This identification fits the theme of the entire book of John as Jesus said many times that the only requirement to attain eternal life, the only requirement to become God’s child, is “to believe in Him who God has sent” (Jn 6:29).  So Jesus comes back to this narrative here, describing Himself as the One whom God has sent.  And the disciples are “getting” the message.

Jesus simply starts off this passage with four facts.  “I came from the Father.  I came into the world.  I am leaving the world.  I am going back to the Father.”  Based on this testimony and three years of living it, the disciples respond with, “By this we believe that you came from God.  We believe what you have said is true.  We are ‘all in’ “.

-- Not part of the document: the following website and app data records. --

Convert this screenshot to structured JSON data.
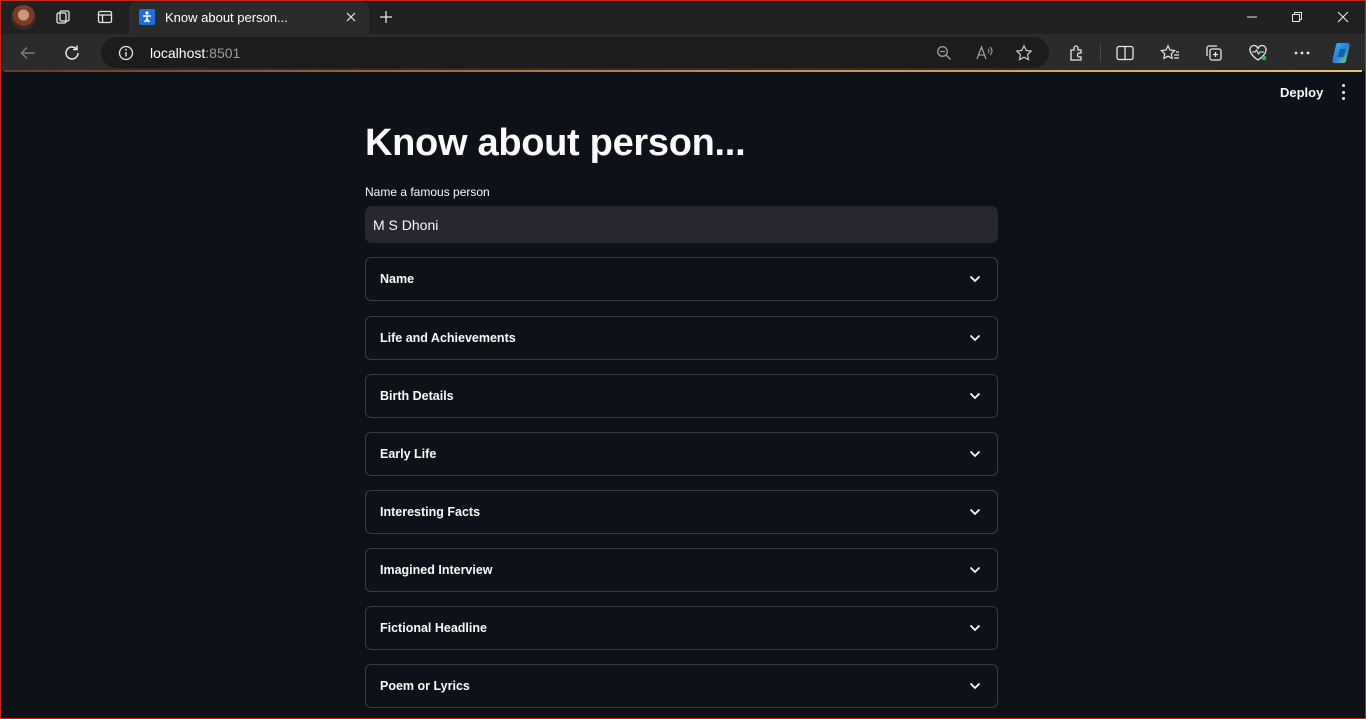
{
  "browser": {
    "tab_title": "Know about person...",
    "url_host": "localhost",
    "url_port": ":8501",
    "icons": [
      "profile-avatar",
      "workspaces-icon",
      "tab-actions-icon",
      "info-icon",
      "zoom-out-icon",
      "read-aloud-icon",
      "favorite-star-icon",
      "extensions-icon",
      "split-screen-icon",
      "favorites-icon",
      "collections-icon",
      "browser-essentials-icon",
      "more-icon",
      "copilot-icon"
    ]
  },
  "app": {
    "deploy_label": "Deploy",
    "title": "Know about person...",
    "input": {
      "label": "Name a famous person",
      "value": "M S Dhoni"
    },
    "expanders": [
      {
        "label": "Name"
      },
      {
        "label": "Life and Achievements"
      },
      {
        "label": "Birth Details"
      },
      {
        "label": "Early Life"
      },
      {
        "label": "Interesting Facts"
      },
      {
        "label": "Imagined Interview"
      },
      {
        "label": "Fictional Headline"
      },
      {
        "label": "Poem or Lyrics"
      }
    ]
  },
  "colors": {
    "app_bg": "#0e1117",
    "input_bg": "#262730",
    "border": "#3a3c45",
    "window_border": "#c42b1c"
  }
}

Jesus then prophesies that even with this assurance that the disciples are “all in” as His followers, they are about to be scattered like sheep without a shepherd.  In predicting the circumstances around His arrest, trial, and execution, Jesus assures His disciples that even though they will leave Him, He will not be left alone.  The Father is with Him.

Now unlike the disciples at the time, we do know what came next.  The disciples were scattered.  And in Christ’s final prayer before His arrest, it is just the Father and the Son in the Garden of Gethsemane where we see a complete trust between the Father and the Son.  As Christ faced His darkest hour, He asked for the cup of death to be removed from His path.  But in praying to the Father, “Not My will, but yours be done” (Lk 22:42), Christ gave us a living breathing picture of what He had said from the beginning, “I have come to do the will of the Father” (Heb 10:7).